### Exercise aim
Every line below that holds "value" must be copied.

*** Records for processing Section Begins ***

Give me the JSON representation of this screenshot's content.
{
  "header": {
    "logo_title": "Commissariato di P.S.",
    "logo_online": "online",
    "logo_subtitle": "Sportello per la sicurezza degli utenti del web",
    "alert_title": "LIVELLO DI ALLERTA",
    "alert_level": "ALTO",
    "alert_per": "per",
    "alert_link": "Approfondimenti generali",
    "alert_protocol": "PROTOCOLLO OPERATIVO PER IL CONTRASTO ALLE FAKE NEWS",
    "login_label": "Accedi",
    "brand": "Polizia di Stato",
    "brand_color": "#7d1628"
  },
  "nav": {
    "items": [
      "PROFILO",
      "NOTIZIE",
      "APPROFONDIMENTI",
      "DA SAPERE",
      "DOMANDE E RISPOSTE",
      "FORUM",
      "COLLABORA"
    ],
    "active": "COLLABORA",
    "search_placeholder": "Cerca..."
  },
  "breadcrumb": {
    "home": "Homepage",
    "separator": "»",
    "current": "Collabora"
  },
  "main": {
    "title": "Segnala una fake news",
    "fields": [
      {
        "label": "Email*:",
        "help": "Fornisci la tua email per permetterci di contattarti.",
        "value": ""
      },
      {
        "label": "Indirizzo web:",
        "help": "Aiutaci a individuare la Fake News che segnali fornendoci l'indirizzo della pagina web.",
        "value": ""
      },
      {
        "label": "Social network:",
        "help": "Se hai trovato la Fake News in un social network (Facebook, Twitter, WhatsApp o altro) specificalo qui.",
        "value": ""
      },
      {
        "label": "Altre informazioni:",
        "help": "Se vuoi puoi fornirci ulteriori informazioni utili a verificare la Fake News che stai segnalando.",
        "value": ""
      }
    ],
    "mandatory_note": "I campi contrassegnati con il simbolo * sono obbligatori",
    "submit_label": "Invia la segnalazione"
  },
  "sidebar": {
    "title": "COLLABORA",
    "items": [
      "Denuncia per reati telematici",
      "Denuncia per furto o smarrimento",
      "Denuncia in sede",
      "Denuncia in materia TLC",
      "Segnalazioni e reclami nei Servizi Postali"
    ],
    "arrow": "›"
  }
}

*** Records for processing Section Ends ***
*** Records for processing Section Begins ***

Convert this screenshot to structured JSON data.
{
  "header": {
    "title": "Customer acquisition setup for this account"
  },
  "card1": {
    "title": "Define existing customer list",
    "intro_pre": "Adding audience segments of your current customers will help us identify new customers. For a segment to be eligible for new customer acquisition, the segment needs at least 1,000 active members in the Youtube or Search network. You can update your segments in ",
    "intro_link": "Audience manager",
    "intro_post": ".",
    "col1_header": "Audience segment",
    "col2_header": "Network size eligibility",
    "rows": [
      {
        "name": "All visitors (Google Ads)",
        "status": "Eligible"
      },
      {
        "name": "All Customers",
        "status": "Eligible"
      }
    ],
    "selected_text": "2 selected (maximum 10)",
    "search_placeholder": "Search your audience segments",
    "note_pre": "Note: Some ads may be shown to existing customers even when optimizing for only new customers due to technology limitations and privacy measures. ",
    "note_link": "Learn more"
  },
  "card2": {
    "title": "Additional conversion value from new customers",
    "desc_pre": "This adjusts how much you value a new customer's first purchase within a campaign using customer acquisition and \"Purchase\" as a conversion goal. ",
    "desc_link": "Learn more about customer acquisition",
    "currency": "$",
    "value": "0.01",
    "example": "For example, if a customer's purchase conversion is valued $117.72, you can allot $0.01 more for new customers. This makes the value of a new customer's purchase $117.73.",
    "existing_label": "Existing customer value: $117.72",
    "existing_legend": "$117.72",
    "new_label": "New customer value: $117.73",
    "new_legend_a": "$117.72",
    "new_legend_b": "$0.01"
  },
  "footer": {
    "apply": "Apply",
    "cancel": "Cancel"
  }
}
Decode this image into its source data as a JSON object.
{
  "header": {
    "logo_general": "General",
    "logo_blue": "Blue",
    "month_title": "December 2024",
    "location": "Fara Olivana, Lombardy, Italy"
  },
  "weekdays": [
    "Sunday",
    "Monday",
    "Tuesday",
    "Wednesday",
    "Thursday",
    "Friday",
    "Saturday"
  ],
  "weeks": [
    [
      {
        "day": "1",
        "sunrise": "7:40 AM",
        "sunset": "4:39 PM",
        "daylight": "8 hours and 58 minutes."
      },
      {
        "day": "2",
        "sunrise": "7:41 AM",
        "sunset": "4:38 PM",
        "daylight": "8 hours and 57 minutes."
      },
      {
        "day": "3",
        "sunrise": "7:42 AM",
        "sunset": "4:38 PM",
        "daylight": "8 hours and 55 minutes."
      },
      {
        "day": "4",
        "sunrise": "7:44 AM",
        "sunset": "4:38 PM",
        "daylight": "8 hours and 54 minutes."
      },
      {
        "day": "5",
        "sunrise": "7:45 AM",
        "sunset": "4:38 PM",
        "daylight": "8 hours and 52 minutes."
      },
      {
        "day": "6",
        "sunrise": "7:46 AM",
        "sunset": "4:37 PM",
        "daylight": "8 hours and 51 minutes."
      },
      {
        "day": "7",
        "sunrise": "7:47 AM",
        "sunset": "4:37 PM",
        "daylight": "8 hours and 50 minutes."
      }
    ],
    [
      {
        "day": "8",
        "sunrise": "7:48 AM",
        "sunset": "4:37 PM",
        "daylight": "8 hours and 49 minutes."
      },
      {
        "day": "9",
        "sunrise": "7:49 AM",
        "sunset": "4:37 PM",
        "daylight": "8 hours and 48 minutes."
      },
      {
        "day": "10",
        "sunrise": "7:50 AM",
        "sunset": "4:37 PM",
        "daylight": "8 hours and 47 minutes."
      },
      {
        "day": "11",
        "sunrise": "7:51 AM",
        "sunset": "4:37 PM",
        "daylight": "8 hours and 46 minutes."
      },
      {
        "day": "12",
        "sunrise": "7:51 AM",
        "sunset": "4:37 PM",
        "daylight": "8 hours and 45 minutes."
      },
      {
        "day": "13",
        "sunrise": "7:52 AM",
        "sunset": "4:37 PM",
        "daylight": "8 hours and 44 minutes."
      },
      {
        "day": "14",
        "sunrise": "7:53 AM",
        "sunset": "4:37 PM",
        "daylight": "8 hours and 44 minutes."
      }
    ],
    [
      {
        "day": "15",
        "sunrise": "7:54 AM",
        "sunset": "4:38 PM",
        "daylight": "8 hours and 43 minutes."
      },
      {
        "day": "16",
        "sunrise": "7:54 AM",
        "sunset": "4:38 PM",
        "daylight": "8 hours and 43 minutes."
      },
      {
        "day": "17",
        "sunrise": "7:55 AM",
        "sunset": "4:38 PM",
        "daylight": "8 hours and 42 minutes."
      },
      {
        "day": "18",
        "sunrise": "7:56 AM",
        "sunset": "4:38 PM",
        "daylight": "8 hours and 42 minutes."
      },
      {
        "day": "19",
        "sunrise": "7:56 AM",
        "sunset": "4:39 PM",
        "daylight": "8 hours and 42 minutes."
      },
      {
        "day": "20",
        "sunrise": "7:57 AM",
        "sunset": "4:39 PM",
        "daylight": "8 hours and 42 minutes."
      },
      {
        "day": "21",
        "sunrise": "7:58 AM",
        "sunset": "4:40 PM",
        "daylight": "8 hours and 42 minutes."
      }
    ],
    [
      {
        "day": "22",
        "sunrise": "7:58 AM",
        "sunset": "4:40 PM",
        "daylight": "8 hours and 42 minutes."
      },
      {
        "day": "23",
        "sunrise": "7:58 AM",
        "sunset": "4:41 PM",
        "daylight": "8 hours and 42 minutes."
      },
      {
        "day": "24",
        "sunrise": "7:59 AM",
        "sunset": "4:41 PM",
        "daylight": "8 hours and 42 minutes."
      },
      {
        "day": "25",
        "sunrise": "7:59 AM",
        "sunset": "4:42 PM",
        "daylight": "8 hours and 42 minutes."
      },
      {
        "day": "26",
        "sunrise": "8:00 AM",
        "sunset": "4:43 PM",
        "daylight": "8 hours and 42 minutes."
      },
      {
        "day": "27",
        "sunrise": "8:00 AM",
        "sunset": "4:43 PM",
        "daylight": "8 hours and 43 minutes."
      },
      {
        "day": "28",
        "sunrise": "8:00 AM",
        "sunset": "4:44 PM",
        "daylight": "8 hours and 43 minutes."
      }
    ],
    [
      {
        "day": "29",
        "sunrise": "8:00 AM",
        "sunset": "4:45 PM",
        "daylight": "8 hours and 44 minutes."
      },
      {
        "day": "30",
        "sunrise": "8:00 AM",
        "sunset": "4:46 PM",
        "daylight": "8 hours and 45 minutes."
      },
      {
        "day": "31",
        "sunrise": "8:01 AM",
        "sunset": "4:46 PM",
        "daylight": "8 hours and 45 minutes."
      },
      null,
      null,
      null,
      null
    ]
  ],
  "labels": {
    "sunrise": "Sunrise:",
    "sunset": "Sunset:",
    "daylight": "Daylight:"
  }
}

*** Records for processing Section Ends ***

### Exercise solution
        "value": ""
        "value": ""
        "value": ""
        "value": ""
    "title": "Additional conversion value from new customers",
    "desc_pre": "This adjusts how much you value a new customer's first purchase within a campaign using customer acquisition and \"Purchase\" as a conversion goal. ",
    "value": "0.01",
    "example": "For example, if a customer's purchase conversion is valued $117.72, you can allot $0.01 more for new customers. This makes the value of a new customer's purchase $117.73.",
    "existing_label": "Existing customer value: $117.72",
    "new_label": "New customer value: $117.73",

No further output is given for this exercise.